Mr White condemned the decision by Taoiseach Enda Kenny to send the Secretary General of the Department of Justice Brian Purcell to Mr Callinan’s house without consulting the Tánaiste Eamon Gilmore as “very, very bad practice”.

Mr Callinan resigned the following morning after being informed by Mr Purcell of allegations of bugging at Garda stations.

“The Tánaiste and the leader of the Labour Party ought to have been kept closely informed of any decisions that were being made or being contemplated,” he said.

“That’s really important in terms of the parity of esteem and the equality between the two parties, notwithstanding that one party has more seats than the other.”

Mr White warned that, if he is elected leader of the Labour Party, that “cannot and will not happen”.

In a letter to Labour Party members, Mr White alleged that Mr Callinan was effectively fired from his job.

“I will not stand over a position where the Taoiseach looks to fire the Commissioner of the gardaí without as much as a phone call to the leader of the Labour Party,” he wrote.

Mr White is behind the frontrunner Joan Burton in the leadership race, but has upped the ante by stating that the time for austerity is over and that Labour will not stay in Government “at any cost”.

He continued: “Labour, under my leadership, will co-operate with Fine Gael as equal partners.
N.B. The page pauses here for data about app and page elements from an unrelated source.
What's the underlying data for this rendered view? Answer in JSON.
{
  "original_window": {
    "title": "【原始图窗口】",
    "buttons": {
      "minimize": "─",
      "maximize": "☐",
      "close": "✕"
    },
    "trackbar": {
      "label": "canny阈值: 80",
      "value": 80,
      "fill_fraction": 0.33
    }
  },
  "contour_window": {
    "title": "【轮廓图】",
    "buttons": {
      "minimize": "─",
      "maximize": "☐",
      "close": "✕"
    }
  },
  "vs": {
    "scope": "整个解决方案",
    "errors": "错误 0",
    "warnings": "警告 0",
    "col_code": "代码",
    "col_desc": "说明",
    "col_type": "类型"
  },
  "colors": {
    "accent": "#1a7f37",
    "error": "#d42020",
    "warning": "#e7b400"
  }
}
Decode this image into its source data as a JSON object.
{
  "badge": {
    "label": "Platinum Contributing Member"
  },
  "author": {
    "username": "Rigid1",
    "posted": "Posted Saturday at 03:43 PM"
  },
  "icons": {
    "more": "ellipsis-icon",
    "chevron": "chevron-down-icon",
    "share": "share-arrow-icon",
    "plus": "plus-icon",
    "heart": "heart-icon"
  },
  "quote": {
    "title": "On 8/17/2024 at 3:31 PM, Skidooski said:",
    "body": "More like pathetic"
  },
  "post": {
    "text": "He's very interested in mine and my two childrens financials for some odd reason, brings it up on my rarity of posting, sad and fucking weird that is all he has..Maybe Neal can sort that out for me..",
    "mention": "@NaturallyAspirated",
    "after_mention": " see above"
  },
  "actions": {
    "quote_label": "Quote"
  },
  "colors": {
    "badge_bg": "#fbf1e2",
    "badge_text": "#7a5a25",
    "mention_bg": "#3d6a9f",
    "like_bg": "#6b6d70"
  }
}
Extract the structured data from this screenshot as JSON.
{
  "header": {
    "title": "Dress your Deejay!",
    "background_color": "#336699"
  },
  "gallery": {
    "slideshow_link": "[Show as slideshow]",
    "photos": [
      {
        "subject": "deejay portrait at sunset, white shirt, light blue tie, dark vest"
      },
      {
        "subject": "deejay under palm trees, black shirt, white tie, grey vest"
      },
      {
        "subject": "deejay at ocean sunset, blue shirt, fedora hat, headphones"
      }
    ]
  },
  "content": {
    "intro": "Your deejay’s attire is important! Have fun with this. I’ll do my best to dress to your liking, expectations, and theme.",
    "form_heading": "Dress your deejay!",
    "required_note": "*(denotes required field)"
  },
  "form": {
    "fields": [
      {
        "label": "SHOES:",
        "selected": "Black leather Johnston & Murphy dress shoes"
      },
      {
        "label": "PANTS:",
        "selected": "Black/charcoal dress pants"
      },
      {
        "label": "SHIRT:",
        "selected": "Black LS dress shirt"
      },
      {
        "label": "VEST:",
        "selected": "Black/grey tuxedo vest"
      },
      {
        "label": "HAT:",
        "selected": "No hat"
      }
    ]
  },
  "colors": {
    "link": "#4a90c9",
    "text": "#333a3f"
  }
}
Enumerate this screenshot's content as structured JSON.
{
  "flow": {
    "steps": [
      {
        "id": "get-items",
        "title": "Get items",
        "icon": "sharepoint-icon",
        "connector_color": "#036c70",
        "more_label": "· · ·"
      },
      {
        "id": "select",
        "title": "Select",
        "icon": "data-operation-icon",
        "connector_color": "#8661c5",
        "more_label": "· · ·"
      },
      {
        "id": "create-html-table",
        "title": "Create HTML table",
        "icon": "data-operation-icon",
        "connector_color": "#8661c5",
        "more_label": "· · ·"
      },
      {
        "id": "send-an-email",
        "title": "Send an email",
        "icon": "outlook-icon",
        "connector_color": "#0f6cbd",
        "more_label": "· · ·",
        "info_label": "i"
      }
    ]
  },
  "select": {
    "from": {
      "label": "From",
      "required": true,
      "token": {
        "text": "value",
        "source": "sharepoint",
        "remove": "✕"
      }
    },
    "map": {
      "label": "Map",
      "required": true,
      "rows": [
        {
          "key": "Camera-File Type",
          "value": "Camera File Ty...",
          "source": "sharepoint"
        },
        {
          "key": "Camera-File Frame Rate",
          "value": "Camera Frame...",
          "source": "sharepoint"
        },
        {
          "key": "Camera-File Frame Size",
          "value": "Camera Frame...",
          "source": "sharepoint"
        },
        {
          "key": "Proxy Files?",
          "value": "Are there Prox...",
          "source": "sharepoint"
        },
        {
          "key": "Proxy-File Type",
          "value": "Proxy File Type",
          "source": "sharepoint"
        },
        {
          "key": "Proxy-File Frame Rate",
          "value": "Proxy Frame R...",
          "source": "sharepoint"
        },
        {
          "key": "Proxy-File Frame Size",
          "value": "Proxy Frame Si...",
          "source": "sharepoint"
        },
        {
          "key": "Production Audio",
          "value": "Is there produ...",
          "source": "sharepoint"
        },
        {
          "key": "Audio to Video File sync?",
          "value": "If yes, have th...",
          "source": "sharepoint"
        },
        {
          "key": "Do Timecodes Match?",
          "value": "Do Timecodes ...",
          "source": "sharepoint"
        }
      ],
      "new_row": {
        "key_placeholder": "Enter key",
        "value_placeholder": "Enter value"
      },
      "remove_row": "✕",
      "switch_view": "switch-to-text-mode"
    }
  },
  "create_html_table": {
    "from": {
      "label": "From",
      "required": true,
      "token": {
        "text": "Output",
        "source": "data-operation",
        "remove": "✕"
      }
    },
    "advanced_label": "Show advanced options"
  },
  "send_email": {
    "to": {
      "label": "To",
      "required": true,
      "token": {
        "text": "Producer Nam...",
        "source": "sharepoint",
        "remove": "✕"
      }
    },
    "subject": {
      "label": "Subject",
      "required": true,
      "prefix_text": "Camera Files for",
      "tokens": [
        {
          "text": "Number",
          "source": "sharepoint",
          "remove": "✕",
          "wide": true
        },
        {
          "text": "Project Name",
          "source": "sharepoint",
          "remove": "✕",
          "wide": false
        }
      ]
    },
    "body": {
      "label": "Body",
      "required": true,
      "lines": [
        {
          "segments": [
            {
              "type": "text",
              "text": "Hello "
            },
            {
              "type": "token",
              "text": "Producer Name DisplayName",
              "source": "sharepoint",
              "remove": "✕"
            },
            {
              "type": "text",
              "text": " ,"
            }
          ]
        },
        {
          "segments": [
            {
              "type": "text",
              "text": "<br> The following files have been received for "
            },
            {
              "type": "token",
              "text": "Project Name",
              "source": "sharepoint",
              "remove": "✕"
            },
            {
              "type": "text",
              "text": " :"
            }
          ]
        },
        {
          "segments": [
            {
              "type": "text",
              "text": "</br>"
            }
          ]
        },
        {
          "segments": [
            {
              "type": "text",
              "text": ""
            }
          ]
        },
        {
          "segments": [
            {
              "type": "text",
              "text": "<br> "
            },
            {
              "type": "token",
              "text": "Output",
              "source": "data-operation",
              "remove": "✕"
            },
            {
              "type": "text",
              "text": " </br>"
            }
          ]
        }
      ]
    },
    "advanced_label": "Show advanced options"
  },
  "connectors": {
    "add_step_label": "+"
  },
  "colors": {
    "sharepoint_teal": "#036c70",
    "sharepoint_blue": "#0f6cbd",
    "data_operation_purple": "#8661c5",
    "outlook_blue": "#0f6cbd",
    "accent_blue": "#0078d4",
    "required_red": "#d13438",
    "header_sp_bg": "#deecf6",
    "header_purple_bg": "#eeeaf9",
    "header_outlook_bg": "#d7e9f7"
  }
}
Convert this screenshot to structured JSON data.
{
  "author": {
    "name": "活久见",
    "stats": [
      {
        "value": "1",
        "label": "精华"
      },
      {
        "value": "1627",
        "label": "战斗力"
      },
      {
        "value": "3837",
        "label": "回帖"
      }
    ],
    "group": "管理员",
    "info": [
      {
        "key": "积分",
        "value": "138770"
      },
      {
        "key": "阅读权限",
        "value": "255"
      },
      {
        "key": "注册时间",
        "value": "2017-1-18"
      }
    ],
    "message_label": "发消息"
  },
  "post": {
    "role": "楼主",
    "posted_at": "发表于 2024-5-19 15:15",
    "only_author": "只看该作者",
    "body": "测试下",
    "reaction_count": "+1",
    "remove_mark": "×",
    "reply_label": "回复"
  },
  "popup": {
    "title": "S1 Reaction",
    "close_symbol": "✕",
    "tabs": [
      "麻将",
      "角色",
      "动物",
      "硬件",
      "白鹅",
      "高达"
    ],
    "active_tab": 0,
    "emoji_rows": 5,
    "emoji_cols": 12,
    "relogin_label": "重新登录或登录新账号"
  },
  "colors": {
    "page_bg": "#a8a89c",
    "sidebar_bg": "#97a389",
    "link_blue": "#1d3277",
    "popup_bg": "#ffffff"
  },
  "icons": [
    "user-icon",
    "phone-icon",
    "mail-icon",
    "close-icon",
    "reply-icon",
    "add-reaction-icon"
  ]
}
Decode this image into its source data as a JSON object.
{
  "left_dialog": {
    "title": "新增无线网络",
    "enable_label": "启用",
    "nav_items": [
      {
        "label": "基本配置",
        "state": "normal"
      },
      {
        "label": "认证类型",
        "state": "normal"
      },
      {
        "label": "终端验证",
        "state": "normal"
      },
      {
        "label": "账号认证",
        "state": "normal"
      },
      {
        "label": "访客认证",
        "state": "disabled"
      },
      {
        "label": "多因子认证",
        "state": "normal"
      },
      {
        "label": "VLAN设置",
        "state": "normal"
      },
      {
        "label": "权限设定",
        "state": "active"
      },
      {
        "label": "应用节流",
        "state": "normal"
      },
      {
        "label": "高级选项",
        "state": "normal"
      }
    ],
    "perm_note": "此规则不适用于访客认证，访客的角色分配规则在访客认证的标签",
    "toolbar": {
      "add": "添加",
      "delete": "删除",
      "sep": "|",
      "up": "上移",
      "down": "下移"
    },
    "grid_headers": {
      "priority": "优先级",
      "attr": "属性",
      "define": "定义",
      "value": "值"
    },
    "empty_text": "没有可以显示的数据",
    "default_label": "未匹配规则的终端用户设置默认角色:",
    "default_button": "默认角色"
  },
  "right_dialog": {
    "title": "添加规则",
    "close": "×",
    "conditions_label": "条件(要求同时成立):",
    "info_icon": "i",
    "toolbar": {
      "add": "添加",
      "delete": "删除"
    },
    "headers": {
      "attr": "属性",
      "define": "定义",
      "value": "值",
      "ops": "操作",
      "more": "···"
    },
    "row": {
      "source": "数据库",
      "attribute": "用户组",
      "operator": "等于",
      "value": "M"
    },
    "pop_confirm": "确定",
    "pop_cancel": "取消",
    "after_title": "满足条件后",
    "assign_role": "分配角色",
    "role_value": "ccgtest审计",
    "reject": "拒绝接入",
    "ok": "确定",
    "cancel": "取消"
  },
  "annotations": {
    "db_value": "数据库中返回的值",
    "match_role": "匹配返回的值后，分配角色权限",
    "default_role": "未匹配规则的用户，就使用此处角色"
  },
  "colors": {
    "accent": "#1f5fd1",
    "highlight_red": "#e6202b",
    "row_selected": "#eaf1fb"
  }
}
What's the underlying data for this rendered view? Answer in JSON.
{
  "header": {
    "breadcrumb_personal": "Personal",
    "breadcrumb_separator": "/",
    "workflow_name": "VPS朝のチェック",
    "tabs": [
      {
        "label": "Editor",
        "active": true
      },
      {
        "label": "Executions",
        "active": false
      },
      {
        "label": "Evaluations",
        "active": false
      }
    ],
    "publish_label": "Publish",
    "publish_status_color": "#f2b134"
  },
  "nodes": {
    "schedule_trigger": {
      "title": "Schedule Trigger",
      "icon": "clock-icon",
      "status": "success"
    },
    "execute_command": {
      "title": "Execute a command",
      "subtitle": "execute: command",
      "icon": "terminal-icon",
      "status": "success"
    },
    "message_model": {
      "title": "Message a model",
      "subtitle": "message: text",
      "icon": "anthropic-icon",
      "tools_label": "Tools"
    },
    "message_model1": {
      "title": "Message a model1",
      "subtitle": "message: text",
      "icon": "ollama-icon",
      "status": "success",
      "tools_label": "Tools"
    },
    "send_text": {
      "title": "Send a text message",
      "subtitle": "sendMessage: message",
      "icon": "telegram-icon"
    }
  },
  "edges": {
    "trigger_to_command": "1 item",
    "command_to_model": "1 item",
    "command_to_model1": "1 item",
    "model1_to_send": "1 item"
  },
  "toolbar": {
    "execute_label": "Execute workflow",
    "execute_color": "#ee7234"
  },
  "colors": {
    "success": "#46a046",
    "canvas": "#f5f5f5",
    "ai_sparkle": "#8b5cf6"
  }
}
We have a mandate from 20 per cent of the Irish people and we will not be taken for granted.”

Mr White’s letter also states that “the patriotic duty” of “bringing the country back from the brink” is now done.

“The time for cuts in public services and tax rises for people on average incomes is over . . . I will not stand over any significant cuts in spending in the two budgets which remain in the lifetime of the current Government.”

Fianna Fáil leader Micheál Martin has said there is an urgent need for the Taoiseach to give a full account of the events leading up to the departure of the former Garda commissioner.

Mr Martin commented: “Minister Alex White’s extremely belated concern about the seriousness of these events is welcome - but it raises very serious questions for the Government.”